Photo contributed by New Transit
The band name New Transit evokes an image of a semi-futuristic bus cruising down a desert highway, gleaming in the sun, and occasionally stopping to exchange riders before bolting off to its next destination. The Boise-based Americana band New Transit is much like that bus. Over the duration of its eight-year history the ridership of New Transit has shifted from album to album but the course that it initially charted as an outlet for roots music-based songwriting has remained constant.
New Transit was originally founded as a vehicle for singer-songwriters Sean Hatton and Adam Gates in 2009, on guitar and bass respectively. The group’s first album “One” was an even mixture of songs by the two. Although he contributed to the songs and recording of their second album “Country Music Dead,” Gates left the band following its release to focus on his family. Gates’ replacement, bassist Jeremy Coverdale, was a brief fixture in the group and founding lead guitarist Dave Manion left not long after for other musical pursuits.
Undeterred by these departures, Hatton responded by adding two in-demand sidemen from the Boise scene: Bernie Reilly and Thomas Paul. It should be added that founding drummer Louis McFarland, the smoothly purring motor of this metaphorical bus, has remained a steady presence throughout. As a foursome the crew recorded their eponymous third album, which was self-released in June.
Hatton has never felt fully at ease being the focal point of the group, preferring to work in a more collaborative project. In Gates’ absence he was rather reluctant to solely take on the creative leadership duties.
“I was always looking for a band that was a ‘band,’” says Sean. “I may be the one that pushes things forward to some extent. Bernie likes to tell me that in every democracy you still have to have somebody who makes the final decision and unfortunately I have to be that guy and I stress ‘unfortunately.’ I still prefer their input on everything we do to my own inclinations.”
Although he wrote all the material on “New Transit,” Hatton opted to give his bandmates more creative input on the album by relegating his presence to only singing and allowing McFarland, Reilly, and Paul full control of the production.
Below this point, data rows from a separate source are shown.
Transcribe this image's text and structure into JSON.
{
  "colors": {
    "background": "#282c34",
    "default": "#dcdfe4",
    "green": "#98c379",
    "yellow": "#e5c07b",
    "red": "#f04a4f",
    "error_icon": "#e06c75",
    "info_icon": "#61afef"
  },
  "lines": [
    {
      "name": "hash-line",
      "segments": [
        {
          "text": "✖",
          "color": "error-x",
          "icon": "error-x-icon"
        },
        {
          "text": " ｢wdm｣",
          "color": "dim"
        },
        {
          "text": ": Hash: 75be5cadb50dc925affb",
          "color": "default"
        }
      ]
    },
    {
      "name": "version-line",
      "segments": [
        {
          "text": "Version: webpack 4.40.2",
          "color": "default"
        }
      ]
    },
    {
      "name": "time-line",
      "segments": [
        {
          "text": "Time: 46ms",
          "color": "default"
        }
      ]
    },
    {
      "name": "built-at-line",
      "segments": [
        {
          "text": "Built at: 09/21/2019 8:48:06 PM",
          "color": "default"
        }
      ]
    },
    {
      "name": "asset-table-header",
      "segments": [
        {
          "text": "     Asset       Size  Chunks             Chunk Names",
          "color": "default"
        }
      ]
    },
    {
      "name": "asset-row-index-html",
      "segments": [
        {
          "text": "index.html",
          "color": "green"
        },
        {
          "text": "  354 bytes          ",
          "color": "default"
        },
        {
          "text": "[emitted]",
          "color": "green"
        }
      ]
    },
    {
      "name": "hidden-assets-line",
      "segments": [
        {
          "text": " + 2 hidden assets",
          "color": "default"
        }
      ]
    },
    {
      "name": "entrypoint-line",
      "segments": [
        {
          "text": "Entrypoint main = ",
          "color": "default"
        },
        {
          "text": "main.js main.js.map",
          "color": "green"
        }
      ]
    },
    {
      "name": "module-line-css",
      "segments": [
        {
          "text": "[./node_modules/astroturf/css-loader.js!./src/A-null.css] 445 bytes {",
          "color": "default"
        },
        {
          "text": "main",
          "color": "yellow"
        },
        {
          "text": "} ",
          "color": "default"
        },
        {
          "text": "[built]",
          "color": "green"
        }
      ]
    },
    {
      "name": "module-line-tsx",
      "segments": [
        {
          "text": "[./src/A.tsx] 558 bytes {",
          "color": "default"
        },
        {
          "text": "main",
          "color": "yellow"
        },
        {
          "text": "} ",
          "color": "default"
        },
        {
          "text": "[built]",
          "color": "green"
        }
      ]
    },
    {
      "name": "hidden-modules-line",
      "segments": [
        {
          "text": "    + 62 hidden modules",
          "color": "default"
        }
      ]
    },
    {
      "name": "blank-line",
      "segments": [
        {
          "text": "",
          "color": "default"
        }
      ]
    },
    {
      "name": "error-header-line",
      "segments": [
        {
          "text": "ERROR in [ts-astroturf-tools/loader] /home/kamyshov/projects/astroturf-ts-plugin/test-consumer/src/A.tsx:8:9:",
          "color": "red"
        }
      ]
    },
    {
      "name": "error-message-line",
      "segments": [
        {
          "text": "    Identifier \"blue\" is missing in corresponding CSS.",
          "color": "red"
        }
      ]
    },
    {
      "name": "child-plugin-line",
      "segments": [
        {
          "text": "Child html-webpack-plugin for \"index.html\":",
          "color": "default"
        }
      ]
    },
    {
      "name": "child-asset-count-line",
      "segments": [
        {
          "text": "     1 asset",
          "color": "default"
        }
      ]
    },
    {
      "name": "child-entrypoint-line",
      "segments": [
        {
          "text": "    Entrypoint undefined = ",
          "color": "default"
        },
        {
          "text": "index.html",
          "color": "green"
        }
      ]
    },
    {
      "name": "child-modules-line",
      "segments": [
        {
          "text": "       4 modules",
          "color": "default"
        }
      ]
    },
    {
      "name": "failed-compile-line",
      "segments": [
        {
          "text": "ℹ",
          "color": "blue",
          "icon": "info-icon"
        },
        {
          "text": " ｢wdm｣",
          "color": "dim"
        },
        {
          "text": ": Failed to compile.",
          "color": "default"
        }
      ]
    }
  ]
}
Handing over the arrangement duties to the band members perhaps explains why the textures are more varied on “New Transit” than on previous efforts. Occasionally the record takes a turn towards the quasi-experimental with vignettes like vocal harmony-heavy introductory track “Where Do We Go From Here” or the sparse piano and manipulated vocal duet “In Our Nature.” The ballad “I’ll Do My Part” becomes a warm, soul song with the addition of a horn section and Hammond organ. Elsewhere on the album, “In a Cold Dark Spiral” is driven by a bossa nova rhythm and electric piano that hearkens back to the yacht-rock sound of Michael McDonald-era Doobie Brothers or Christopher Cross.
That’s not to say there isn’t a fair amount of twang on the album. The highway rock anthem “So We Run” embraces a mellow alt-country feel that, dare it be said, sounds reminiscent of the Eagles. The album closer “She Moves Me A Little” is an up-tempo barroom waltz and arguably the most hardcore country the band has ever sounded.
Guitarist-singer-songwriter Thomas Paul reflects positively on the interpersonal vibe present in New Transit. “It’s a good batch of guys. It’s a good mix of personalities. You get us in the van and you have two motor mouths with two quieter, thoughtful people — who aren’t wilting flowers or anything. We just seem to have a good dynamic. It a good balance of that ‘let’s get things done’ energy versus that ‘let’s be patient’ energy.”
New Transit is carrying forward with the former as they’ve already prepared a new batch of songs for a fourth record. This time around, though, the songwriting duties are spread out amongst Hatton, Reilly, and Paul, the latter two being accomplished authors in their own right prior to joining. Paul expects that their set will be peppered with those new compositions so audience members will have a notion of where New Transit will be stopping next.
New Transit performs at Roy Raley Park, Pendleton, on Wednesday, August 16.
James Dean Kindle is the East Oregonian’s entertainment columnist, the executive director of the Oregon East Symphony and a Pendleton musician. Contact him at firstname.lastname@example.org.